Lan, Ila and their family live on Mars in a colony of under 3,000 people who escaped Earth after it was made uninhabitable. However, the supplies are dwindling quickly, and life there is unsustainable. There is the possibility of terraforming another planet, but there's no time. Luckily, the group receives an invitation from the residents of Choom, which is conducive to human life. Only about half the residents want to go (the other half return to Earth), so they take off for Choom. It takes 20 years in suspended animation, and when the ship arrives, there is trouble. There has been a change in administration, and the current rulers don't want humans, as they are considered too violent. The ship is attacked by angry mobs of Zhuri (who look like large mosquitoes), but eventually, the government allows one reproductive unit-- Lan's family-- for a trial period. Leeni, of the Immigration Division, gets the family settled into a heavily protected home, enrolls the children in school, and gets the parents jobs. Of course, since humans are deemed violent and not intelligent, the parents end up working at the morgue and in garbage collection, where things get off to a rocky start. Luckily, translating computers make communicating easier, although the minority Krik accent is not translated. School is not much better, although Lan's teacher, Yurinuri, is very kind. The classmates are very fearful, which Lan can understand because the Zhuri emit a smell like sour milk when they are afraid. This is considered very rude; Zhuri have a partial hive mind and "everyone agrees" that all emotions are bad and rude. Lan makes a friend in Morf, who is the only Ororo (a people who look like giant marshmallows, are 7,000 times smarter than humans, and are keen to make a buck!) student in the school. Marf adjusts the translator to understand Krik and invites Lan's family for dinner, where the parents produce a salve to help the father's wounds from being attacked by venom spewing Zhuri at work and send them home with food. The government starts sending propaganda to the news to persuade the population that "everyone agrees" that humans should not stay. Ila becomes very depressed, since she had a career as a singer and actress on Earth. Lan realizes that making the Zhuri laugh might be the only way to turn the tide, but when he sees the effect of his sister's music on the group, he knows that might help as well. After some small experiments at school, things become dire, and Marf helps Lan overthrow the government peacefully so that the rest of the humans can be settled on Choom.

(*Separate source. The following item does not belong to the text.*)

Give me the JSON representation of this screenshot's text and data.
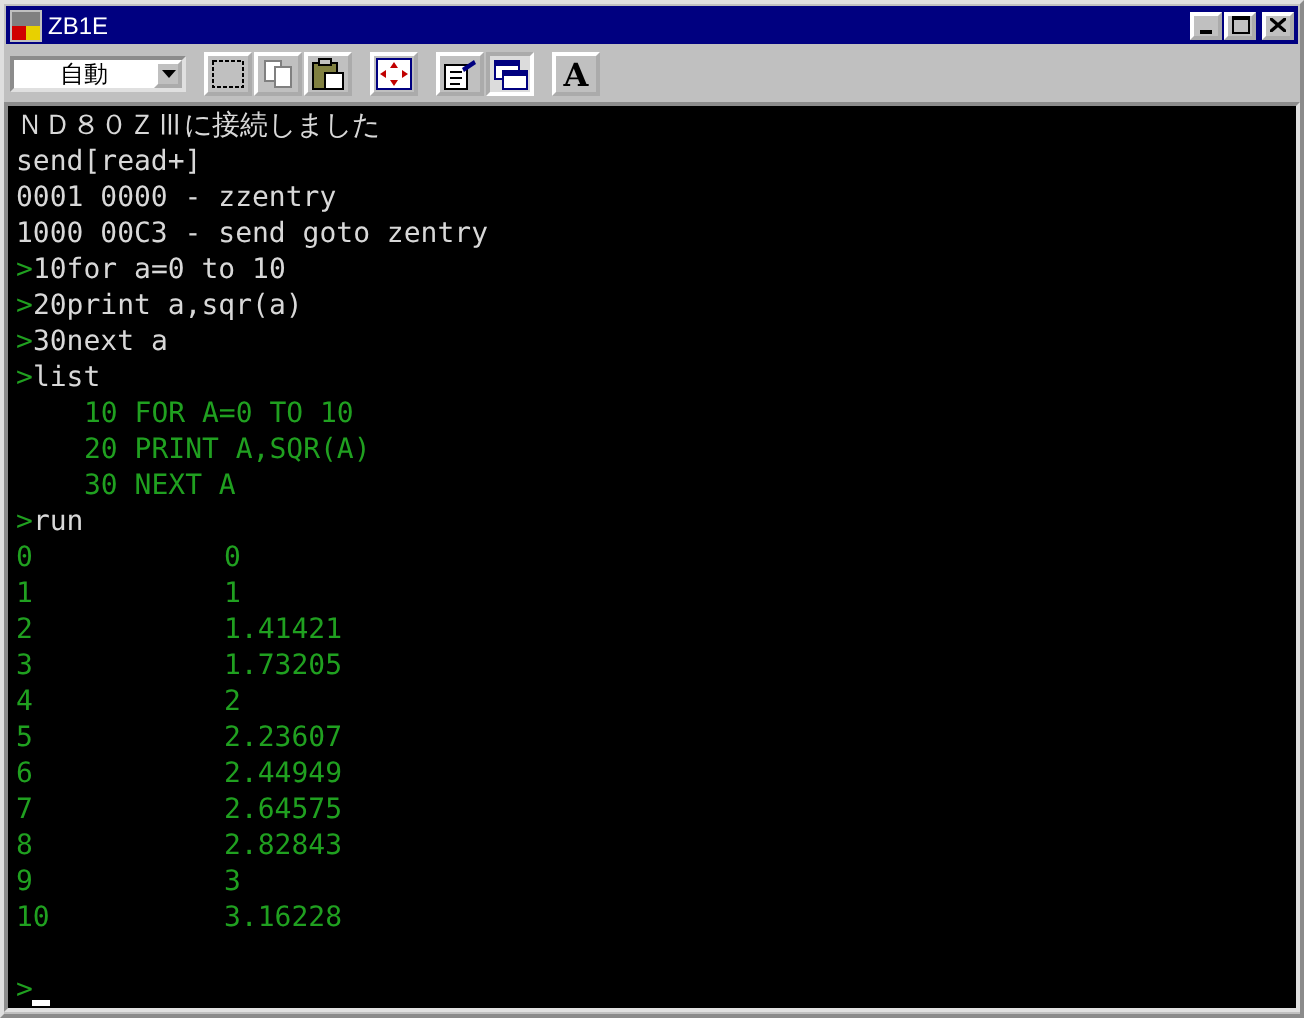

Strengths: As in Tom O'Donnell's Space Rocks, humans are the aliens here, and this is used to HUGE advantage! The destruction of Earth is set up in a believable way, the Mars colony is quickly dispatched, and the description of Choom is perfect for setting up this allegorical tale of  immigration. It's perfect that most of the story centers around Lan (whose gender is never mentioned-- do you know how hard that must have been to write?) and the experiences at school, since that is where young readers' concerns would be. The use of language was particularly effective and made it sound like actual translation from Zhuri-- body garbage, midday nutrition, human animals-- it's hard to describe but well done. Normally, odd language irritates me, but this was spot on. The difficulties in the changes in government, plus the reason for the changes, was thought provoking. Lan and Marf were great characters, and it was great to see how people with completely different backgrounds can bond, even if it's over slapstick comedy.
Weaknesses: From an adult perspective, this is pretty heavy handed in its message, BUT it is also plenty goofy. Kids will enjoy the comedy and friendship, but also not be able to miss the message about being welcoming to people who are different from you.

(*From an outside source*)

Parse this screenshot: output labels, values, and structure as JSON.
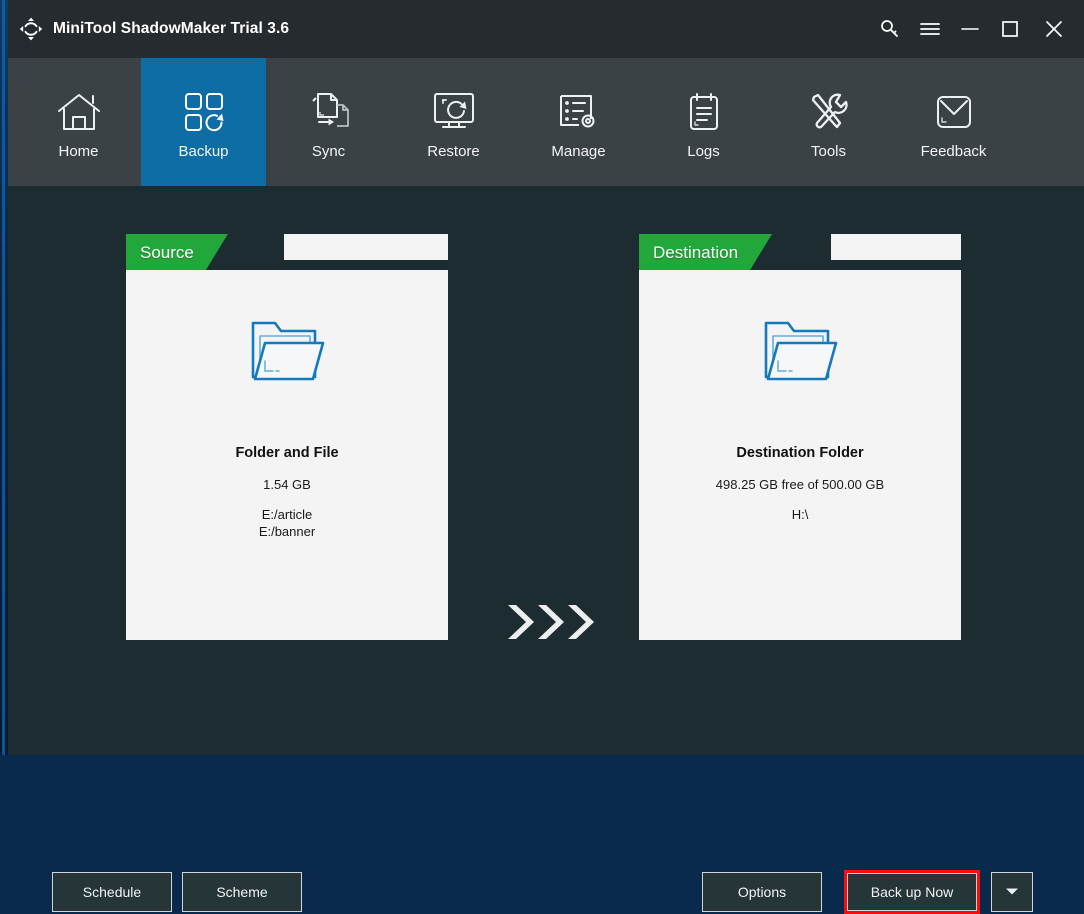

What I really think: I am very impressed. I will definitely recommend this to 6th and 7th grade teachers for use as a class novel. It could start some great discussions!